Ever hear that “honesty is key” and “the truth will set you free?” Well, yeah, those things are mostly true and accepted as morally just.
But let’s talk honesty in fiction. When I’m talking “honesty” I’m talking honesty from the writer to the reader, from the character voice to the reader. Honesty – that sheer honesty that we are able to write with, that bareness with which we can write without being stared at or called names, that transparency we are able to call upon within our writing that we can’t/won’t/refuse to use in our real lives.
In fiction, characters’ thoughts are free. They think what we think without worrying about what others will think about them. This is one reason why I am drawn more so to female protagonists than male protagonists; we share a brainwave pattern and thought process. They feel what I feel when faced with certain decisions.
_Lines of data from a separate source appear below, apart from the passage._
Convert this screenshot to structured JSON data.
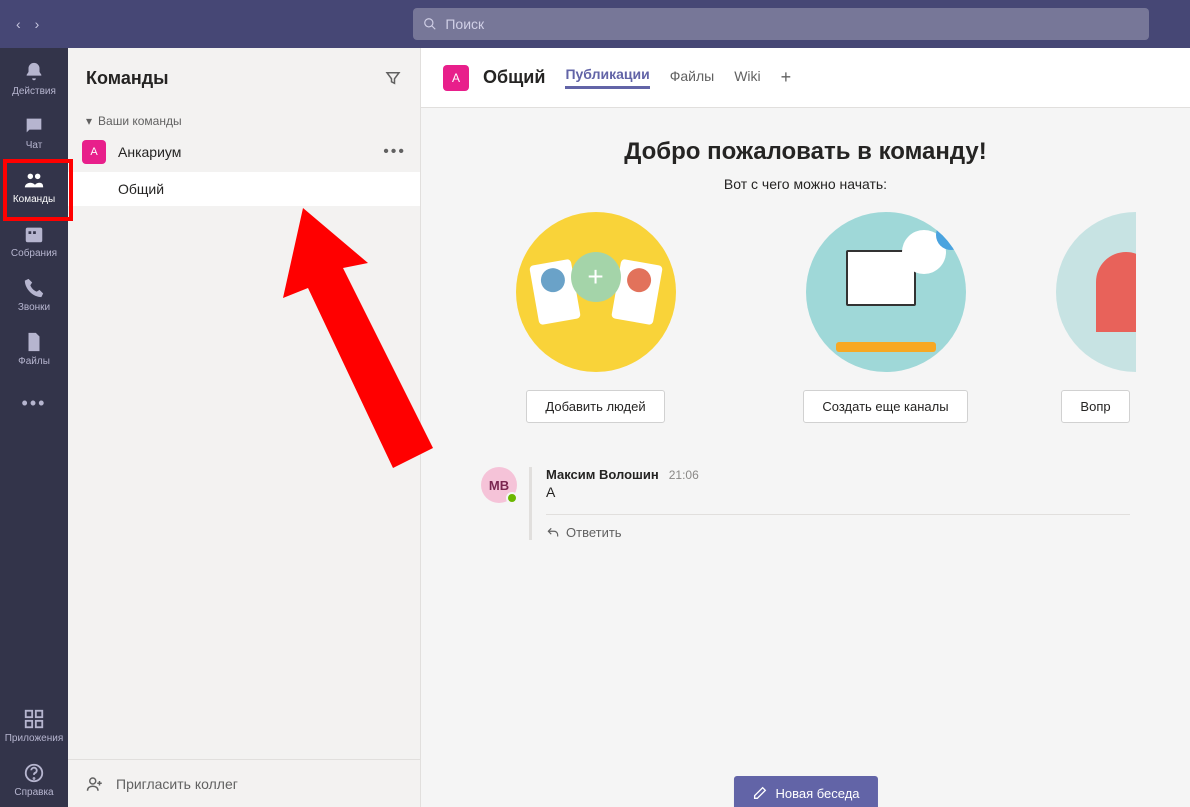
{
  "search": {
    "placeholder": "Поиск"
  },
  "rail": {
    "activity": "Действия",
    "chat": "Чат",
    "teams": "Команды",
    "meetings": "Собрания",
    "calls": "Звонки",
    "files": "Файлы",
    "apps": "Приложения",
    "help": "Справка"
  },
  "panel": {
    "title": "Команды",
    "your_teams": "Ваши команды",
    "team_name": "Анкариум",
    "team_initial": "А",
    "channel": "Общий",
    "invite": "Пригласить коллег"
  },
  "header": {
    "avatar_initial": "А",
    "channel_title": "Общий",
    "tab_posts": "Публикации",
    "tab_files": "Файлы",
    "tab_wiki": "Wiki"
  },
  "welcome": {
    "title": "Добро пожаловать в команду!",
    "subtitle": "Вот с чего можно начать:",
    "btn_add_people": "Добавить людей",
    "btn_more_channels": "Создать еще каналы",
    "btn_faq": "Вопр"
  },
  "message": {
    "avatar": "МВ",
    "author": "Максим Волошин",
    "time": "21:06",
    "text": "А",
    "reply": "Ответить"
  },
  "compose": {
    "new_conversation": "Новая беседа"
  }
}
My characters think something of what I think; they say what I wish I could say; they do what I wish I could – they are, in a nutshell, extensions of me, my consciousness, and my imagination.
Reading about girls (real and not) that share my fears and worries and anxieties make me feel less alone in the world. It reminds me that I am not alone, and I know that every other girl that reads finds that same solace – that they are not truly alone or weird or abnormal. There are girls all over the country and the globe that feel the way that I do, in every culture and from every language, and reading is a way to bridge that gap. (I’m sure boys can too. But boys are gross and have cooties. Eww!)